What you will do: All that is needed is a count of the lines in this data that contain the word "资源类型".

Entries from a dataset of interfaces
◆ ◆ ◆ ◆ ◆
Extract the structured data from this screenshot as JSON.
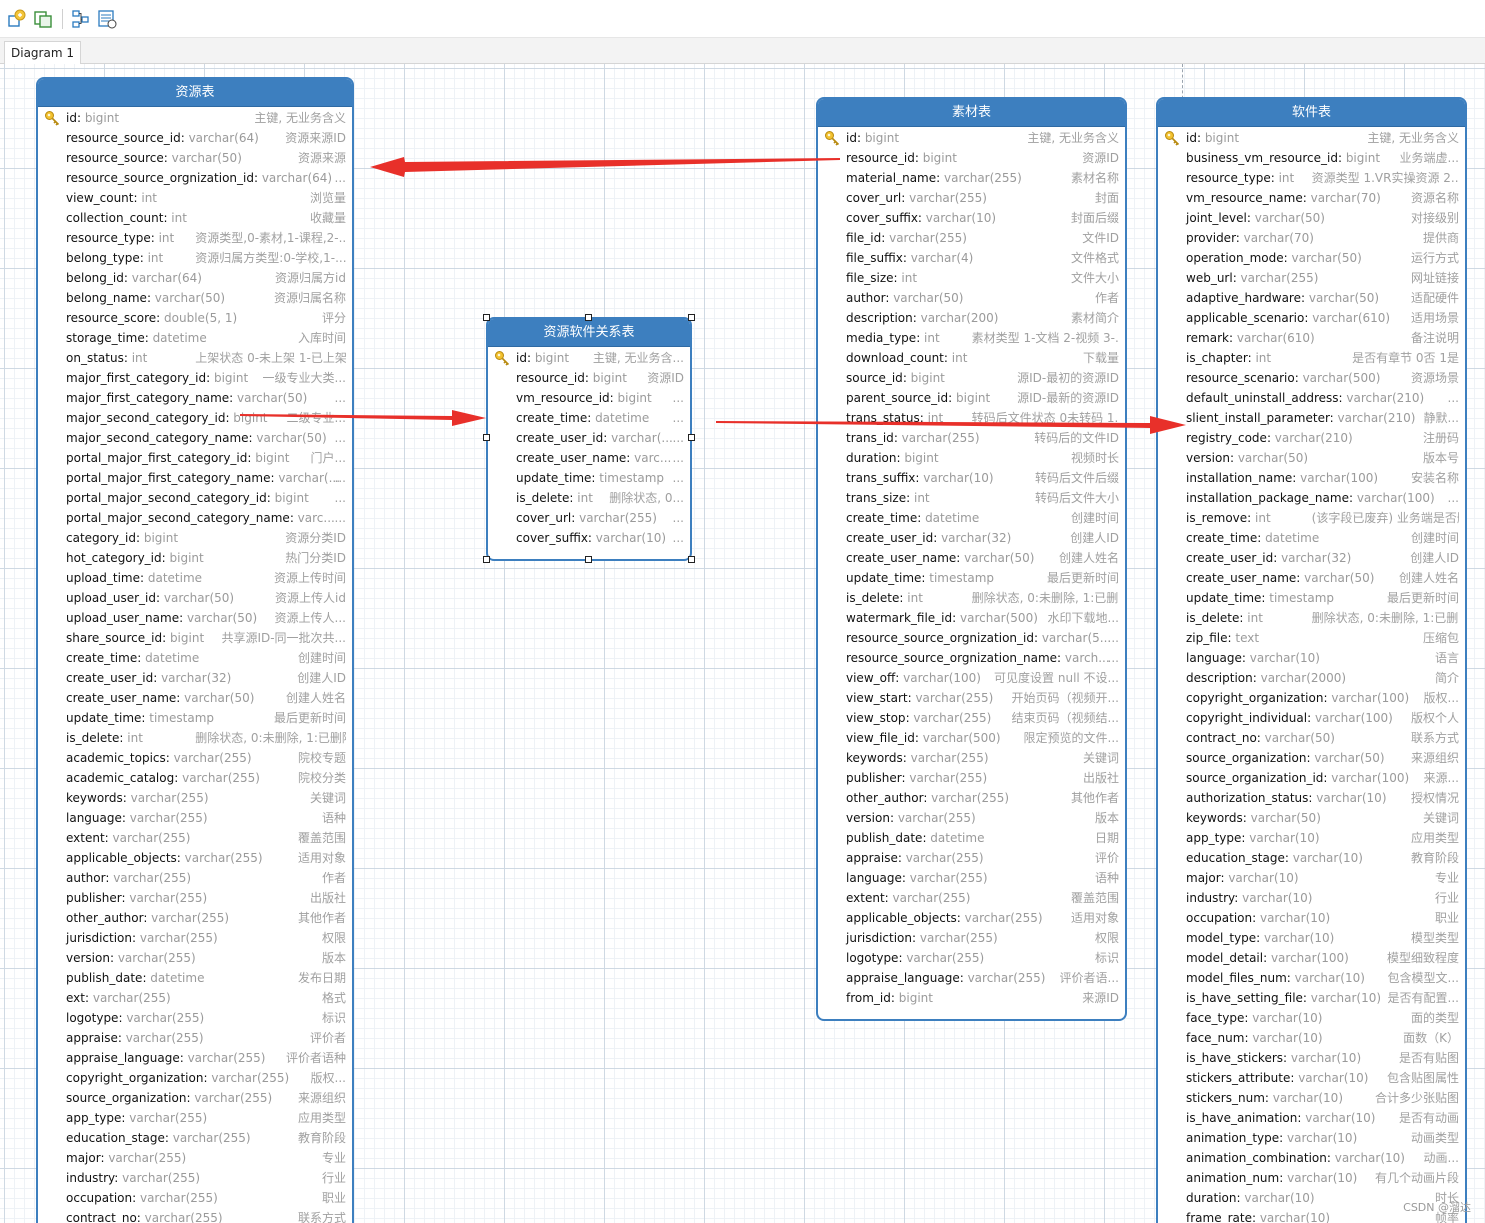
{
  "tab": {
    "label": "Diagram 1"
  },
  "toolbar": {
    "icons": [
      "entity-add-icon",
      "entity-copy-icon",
      "layout-icon",
      "relation-icon"
    ]
  },
  "watermark": "CSDN @溜达",
  "arrow_color": "#e8302a",
  "header_color": "#3d7fbf",
  "tables": {
    "resource": {
      "title": "资源表",
      "fields": [
        {
          "name": "id",
          "type": "bigint",
          "comment": "主键, 无业务含义",
          "pk": true
        },
        {
          "name": "resource_source_id",
          "type": "varchar(64)",
          "comment": "资源来源ID"
        },
        {
          "name": "resource_source",
          "type": "varchar(50)",
          "comment": "资源来源"
        },
        {
          "name": "resource_source_orgnization_id",
          "type": "varchar(64)",
          "comment": "..."
        },
        {
          "name": "view_count",
          "type": "int",
          "comment": "浏览量"
        },
        {
          "name": "collection_count",
          "type": "int",
          "comment": "收藏量"
        },
        {
          "name": "resource_type",
          "type": "int",
          "comment": "资源类型,0-素材,1-课程,2-..."
        },
        {
          "name": "belong_type",
          "type": "int",
          "comment": "资源归属方类型:0-学校,1-..."
        },
        {
          "name": "belong_id",
          "type": "varchar(64)",
          "comment": "资源归属方id"
        },
        {
          "name": "belong_name",
          "type": "varchar(50)",
          "comment": "资源归属名称"
        },
        {
          "name": "resource_score",
          "type": "double(5, 1)",
          "comment": "评分"
        },
        {
          "name": "storage_time",
          "type": "datetime",
          "comment": "入库时间"
        },
        {
          "name": "on_status",
          "type": "int",
          "comment": "上架状态 0-未上架 1-已上架 2-..."
        },
        {
          "name": "major_first_category_id",
          "type": "bigint",
          "comment": "一级专业大类..."
        },
        {
          "name": "major_first_category_name",
          "type": "varchar(50)",
          "comment": "..."
        },
        {
          "name": "major_second_category_id",
          "type": "bigint",
          "comment": "二级专业..."
        },
        {
          "name": "major_second_category_name",
          "type": "varchar(50)",
          "comment": "..."
        },
        {
          "name": "portal_major_first_category_id",
          "type": "bigint",
          "comment": "门户..."
        },
        {
          "name": "portal_major_first_category_name",
          "type": "varchar(...",
          "comment": "..."
        },
        {
          "name": "portal_major_second_category_id",
          "type": "bigint",
          "comment": "..."
        },
        {
          "name": "portal_major_second_category_name",
          "type": "varc...",
          "comment": "..."
        },
        {
          "name": "category_id",
          "type": "bigint",
          "comment": "资源分类ID"
        },
        {
          "name": "hot_category_id",
          "type": "bigint",
          "comment": "热门分类ID"
        },
        {
          "name": "upload_time",
          "type": "datetime",
          "comment": "资源上传时间"
        },
        {
          "name": "upload_user_id",
          "type": "varchar(50)",
          "comment": "资源上传人id"
        },
        {
          "name": "upload_user_name",
          "type": "varchar(50)",
          "comment": "资源上传人..."
        },
        {
          "name": "share_source_id",
          "type": "bigint",
          "comment": "共享源ID-同一批次共..."
        },
        {
          "name": "create_time",
          "type": "datetime",
          "comment": "创建时间"
        },
        {
          "name": "create_user_id",
          "type": "varchar(32)",
          "comment": "创建人ID"
        },
        {
          "name": "create_user_name",
          "type": "varchar(50)",
          "comment": "创建人姓名"
        },
        {
          "name": "update_time",
          "type": "timestamp",
          "comment": "最后更新时间"
        },
        {
          "name": "is_delete",
          "type": "int",
          "comment": "删除状态, 0:未删除, 1:已删除"
        },
        {
          "name": "academic_topics",
          "type": "varchar(255)",
          "comment": "院校专题"
        },
        {
          "name": "academic_catalog",
          "type": "varchar(255)",
          "comment": "院校分类"
        },
        {
          "name": "keywords",
          "type": "varchar(255)",
          "comment": "关键词"
        },
        {
          "name": "language",
          "type": "varchar(255)",
          "comment": "语种"
        },
        {
          "name": "extent",
          "type": "varchar(255)",
          "comment": "覆盖范围"
        },
        {
          "name": "applicable_objects",
          "type": "varchar(255)",
          "comment": "适用对象"
        },
        {
          "name": "author",
          "type": "varchar(255)",
          "comment": "作者"
        },
        {
          "name": "publisher",
          "type": "varchar(255)",
          "comment": "出版社"
        },
        {
          "name": "other_author",
          "type": "varchar(255)",
          "comment": "其他作者"
        },
        {
          "name": "jurisdiction",
          "type": "varchar(255)",
          "comment": "权限"
        },
        {
          "name": "version",
          "type": "varchar(255)",
          "comment": "版本"
        },
        {
          "name": "publish_date",
          "type": "datetime",
          "comment": "发布日期"
        },
        {
          "name": "ext",
          "type": "varchar(255)",
          "comment": "格式"
        },
        {
          "name": "logotype",
          "type": "varchar(255)",
          "comment": "标识"
        },
        {
          "name": "appraise",
          "type": "varchar(255)",
          "comment": "评价者"
        },
        {
          "name": "appraise_language",
          "type": "varchar(255)",
          "comment": "评价者语种"
        },
        {
          "name": "copyright_organization",
          "type": "varchar(255)",
          "comment": "版权..."
        },
        {
          "name": "source_organization",
          "type": "varchar(255)",
          "comment": "来源组织"
        },
        {
          "name": "app_type",
          "type": "varchar(255)",
          "comment": "应用类型"
        },
        {
          "name": "education_stage",
          "type": "varchar(255)",
          "comment": "教育阶段"
        },
        {
          "name": "major",
          "type": "varchar(255)",
          "comment": "专业"
        },
        {
          "name": "industry",
          "type": "varchar(255)",
          "comment": "行业"
        },
        {
          "name": "occupation",
          "type": "varchar(255)",
          "comment": "职业"
        },
        {
          "name": "contract_no",
          "type": "varchar(255)",
          "comment": "联系方式"
        }
      ]
    },
    "relation": {
      "title": "资源软件关系表",
      "fields": [
        {
          "name": "id",
          "type": "bigint",
          "comment": "主键, 无业务含...",
          "pk": true
        },
        {
          "name": "resource_id",
          "type": "bigint",
          "comment": "资源ID"
        },
        {
          "name": "vm_resource_id",
          "type": "bigint",
          "comment": "..."
        },
        {
          "name": "create_time",
          "type": "datetime",
          "comment": "..."
        },
        {
          "name": "create_user_id",
          "type": "varchar(...",
          "comment": "..."
        },
        {
          "name": "create_user_name",
          "type": "varc...",
          "comment": "..."
        },
        {
          "name": "update_time",
          "type": "timestamp",
          "comment": "..."
        },
        {
          "name": "is_delete",
          "type": "int",
          "comment": "删除状态, 0..."
        },
        {
          "name": "cover_url",
          "type": "varchar(255)",
          "comment": "..."
        },
        {
          "name": "cover_suffix",
          "type": "varchar(10)",
          "comment": "..."
        }
      ]
    },
    "material": {
      "title": "素材表",
      "fields": [
        {
          "name": "id",
          "type": "bigint",
          "comment": "主键, 无业务含义",
          "pk": true
        },
        {
          "name": "resource_id",
          "type": "bigint",
          "comment": "资源ID"
        },
        {
          "name": "material_name",
          "type": "varchar(255)",
          "comment": "素材名称"
        },
        {
          "name": "cover_url",
          "type": "varchar(255)",
          "comment": "封面"
        },
        {
          "name": "cover_suffix",
          "type": "varchar(10)",
          "comment": "封面后缀"
        },
        {
          "name": "file_id",
          "type": "varchar(255)",
          "comment": "文件ID"
        },
        {
          "name": "file_suffix",
          "type": "varchar(4)",
          "comment": "文件格式"
        },
        {
          "name": "file_size",
          "type": "int",
          "comment": "文件大小"
        },
        {
          "name": "author",
          "type": "varchar(50)",
          "comment": "作者"
        },
        {
          "name": "description",
          "type": "varchar(200)",
          "comment": "素材简介"
        },
        {
          "name": "media_type",
          "type": "int",
          "comment": "素材类型 1-文档 2-视频 3-..."
        },
        {
          "name": "download_count",
          "type": "int",
          "comment": "下载量"
        },
        {
          "name": "source_id",
          "type": "bigint",
          "comment": "源ID-最初的资源ID"
        },
        {
          "name": "parent_source_id",
          "type": "bigint",
          "comment": "源ID-最新的资源ID"
        },
        {
          "name": "trans_status",
          "type": "int",
          "comment": "转码后文件状态 0未转码 1..."
        },
        {
          "name": "trans_id",
          "type": "varchar(255)",
          "comment": "转码后的文件ID"
        },
        {
          "name": "duration",
          "type": "bigint",
          "comment": "视频时长"
        },
        {
          "name": "trans_suffix",
          "type": "varchar(10)",
          "comment": "转码后文件后缀"
        },
        {
          "name": "trans_size",
          "type": "int",
          "comment": "转码后文件大小"
        },
        {
          "name": "create_time",
          "type": "datetime",
          "comment": "创建时间"
        },
        {
          "name": "create_user_id",
          "type": "varchar(32)",
          "comment": "创建人ID"
        },
        {
          "name": "create_user_name",
          "type": "varchar(50)",
          "comment": "创建人姓名"
        },
        {
          "name": "update_time",
          "type": "timestamp",
          "comment": "最后更新时间"
        },
        {
          "name": "is_delete",
          "type": "int",
          "comment": "删除状态, 0:未删除, 1:已删除"
        },
        {
          "name": "watermark_file_id",
          "type": "varchar(500)",
          "comment": "水印下载地..."
        },
        {
          "name": "resource_source_orgnization_id",
          "type": "varchar(5...",
          "comment": "..."
        },
        {
          "name": "resource_source_orgnization_name",
          "type": "varch...",
          "comment": "..."
        },
        {
          "name": "view_off",
          "type": "varchar(100)",
          "comment": "可见度设置 null 不设..."
        },
        {
          "name": "view_start",
          "type": "varchar(255)",
          "comment": "开始页码（视频开..."
        },
        {
          "name": "view_stop",
          "type": "varchar(255)",
          "comment": "结束页码（视频结..."
        },
        {
          "name": "view_file_id",
          "type": "varchar(500)",
          "comment": "限定预览的文件..."
        },
        {
          "name": "keywords",
          "type": "varchar(255)",
          "comment": "关键词"
        },
        {
          "name": "publisher",
          "type": "varchar(255)",
          "comment": "出版社"
        },
        {
          "name": "other_author",
          "type": "varchar(255)",
          "comment": "其他作者"
        },
        {
          "name": "version",
          "type": "varchar(255)",
          "comment": "版本"
        },
        {
          "name": "publish_date",
          "type": "datetime",
          "comment": "日期"
        },
        {
          "name": "appraise",
          "type": "varchar(255)",
          "comment": "评价"
        },
        {
          "name": "language",
          "type": "varchar(255)",
          "comment": "语种"
        },
        {
          "name": "extent",
          "type": "varchar(255)",
          "comment": "覆盖范围"
        },
        {
          "name": "applicable_objects",
          "type": "varchar(255)",
          "comment": "适用对象"
        },
        {
          "name": "jurisdiction",
          "type": "varchar(255)",
          "comment": "权限"
        },
        {
          "name": "logotype",
          "type": "varchar(255)",
          "comment": "标识"
        },
        {
          "name": "appraise_language",
          "type": "varchar(255)",
          "comment": "评价者语..."
        },
        {
          "name": "from_id",
          "type": "bigint",
          "comment": "来源ID"
        }
      ]
    },
    "software": {
      "title": "软件表",
      "fields": [
        {
          "name": "id",
          "type": "bigint",
          "comment": "主键, 无业务含义",
          "pk": true
        },
        {
          "name": "business_vm_resource_id",
          "type": "bigint",
          "comment": "业务端虚..."
        },
        {
          "name": "resource_type",
          "type": "int",
          "comment": "资源类型 1.VR实操资源 2..."
        },
        {
          "name": "vm_resource_name",
          "type": "varchar(70)",
          "comment": "资源名称"
        },
        {
          "name": "joint_level",
          "type": "varchar(50)",
          "comment": "对接级别"
        },
        {
          "name": "provider",
          "type": "varchar(70)",
          "comment": "提供商"
        },
        {
          "name": "operation_mode",
          "type": "varchar(50)",
          "comment": "运行方式"
        },
        {
          "name": "web_url",
          "type": "varchar(255)",
          "comment": "网址链接"
        },
        {
          "name": "adaptive_hardware",
          "type": "varchar(50)",
          "comment": "适配硬件"
        },
        {
          "name": "applicable_scenario",
          "type": "varchar(610)",
          "comment": "适用场景"
        },
        {
          "name": "remark",
          "type": "varchar(610)",
          "comment": "备注说明"
        },
        {
          "name": "is_chapter",
          "type": "int",
          "comment": "是否有章节 0否 1是"
        },
        {
          "name": "resource_scenario",
          "type": "varchar(500)",
          "comment": "资源场景"
        },
        {
          "name": "default_uninstall_address",
          "type": "varchar(210)",
          "comment": "..."
        },
        {
          "name": "slient_install_parameter",
          "type": "varchar(210)",
          "comment": "静默..."
        },
        {
          "name": "registry_code",
          "type": "varchar(210)",
          "comment": "注册码"
        },
        {
          "name": "version",
          "type": "varchar(50)",
          "comment": "版本号"
        },
        {
          "name": "installation_name",
          "type": "varchar(100)",
          "comment": "安装名称"
        },
        {
          "name": "installation_package_name",
          "type": "varchar(100)",
          "comment": "..."
        },
        {
          "name": "is_remove",
          "type": "int",
          "comment": "(该字段已废弃) 业务端是否删..."
        },
        {
          "name": "create_time",
          "type": "datetime",
          "comment": "创建时间"
        },
        {
          "name": "create_user_id",
          "type": "varchar(32)",
          "comment": "创建人ID"
        },
        {
          "name": "create_user_name",
          "type": "varchar(50)",
          "comment": "创建人姓名"
        },
        {
          "name": "update_time",
          "type": "timestamp",
          "comment": "最后更新时间"
        },
        {
          "name": "is_delete",
          "type": "int",
          "comment": "删除状态, 0:未删除, 1:已删除"
        },
        {
          "name": "zip_file",
          "type": "text",
          "comment": "压缩包"
        },
        {
          "name": "language",
          "type": "varchar(10)",
          "comment": "语言"
        },
        {
          "name": "description",
          "type": "varchar(2000)",
          "comment": "简介"
        },
        {
          "name": "copyright_organization",
          "type": "varchar(100)",
          "comment": "版权..."
        },
        {
          "name": "copyright_individual",
          "type": "varchar(100)",
          "comment": "版权个人"
        },
        {
          "name": "contract_no",
          "type": "varchar(50)",
          "comment": "联系方式"
        },
        {
          "name": "source_organization",
          "type": "varchar(50)",
          "comment": "来源组织"
        },
        {
          "name": "source_organization_id",
          "type": "varchar(100)",
          "comment": "来源..."
        },
        {
          "name": "authorization_status",
          "type": "varchar(10)",
          "comment": "授权情况"
        },
        {
          "name": "keywords",
          "type": "varchar(50)",
          "comment": "关键词"
        },
        {
          "name": "app_type",
          "type": "varchar(10)",
          "comment": "应用类型"
        },
        {
          "name": "education_stage",
          "type": "varchar(10)",
          "comment": "教育阶段"
        },
        {
          "name": "major",
          "type": "varchar(10)",
          "comment": "专业"
        },
        {
          "name": "industry",
          "type": "varchar(10)",
          "comment": "行业"
        },
        {
          "name": "occupation",
          "type": "varchar(10)",
          "comment": "职业"
        },
        {
          "name": "model_type",
          "type": "varchar(10)",
          "comment": "模型类型"
        },
        {
          "name": "model_detail",
          "type": "varchar(100)",
          "comment": "模型细致程度"
        },
        {
          "name": "model_files_num",
          "type": "varchar(10)",
          "comment": "包含模型文..."
        },
        {
          "name": "is_have_setting_file",
          "type": "varchar(10)",
          "comment": "是否有配置..."
        },
        {
          "name": "face_type",
          "type": "varchar(10)",
          "comment": "面的类型"
        },
        {
          "name": "face_num",
          "type": "varchar(10)",
          "comment": "面数（K）"
        },
        {
          "name": "is_have_stickers",
          "type": "varchar(10)",
          "comment": "是否有贴图"
        },
        {
          "name": "stickers_attribute",
          "type": "varchar(10)",
          "comment": "包含贴图属性"
        },
        {
          "name": "stickers_num",
          "type": "varchar(10)",
          "comment": "合计多少张贴图"
        },
        {
          "name": "is_have_animation",
          "type": "varchar(10)",
          "comment": "是否有动画"
        },
        {
          "name": "animation_type",
          "type": "varchar(10)",
          "comment": "动画类型"
        },
        {
          "name": "animation_combination",
          "type": "varchar(10)",
          "comment": "动画..."
        },
        {
          "name": "animation_num",
          "type": "varchar(10)",
          "comment": "有几个动画片段"
        },
        {
          "name": "duration",
          "type": "varchar(10)",
          "comment": "时长"
        },
        {
          "name": "frame_rate",
          "type": "varchar(10)",
          "comment": "帧率"
        }
      ]
    }
  }
}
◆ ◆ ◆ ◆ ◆
Result of the exercise: 2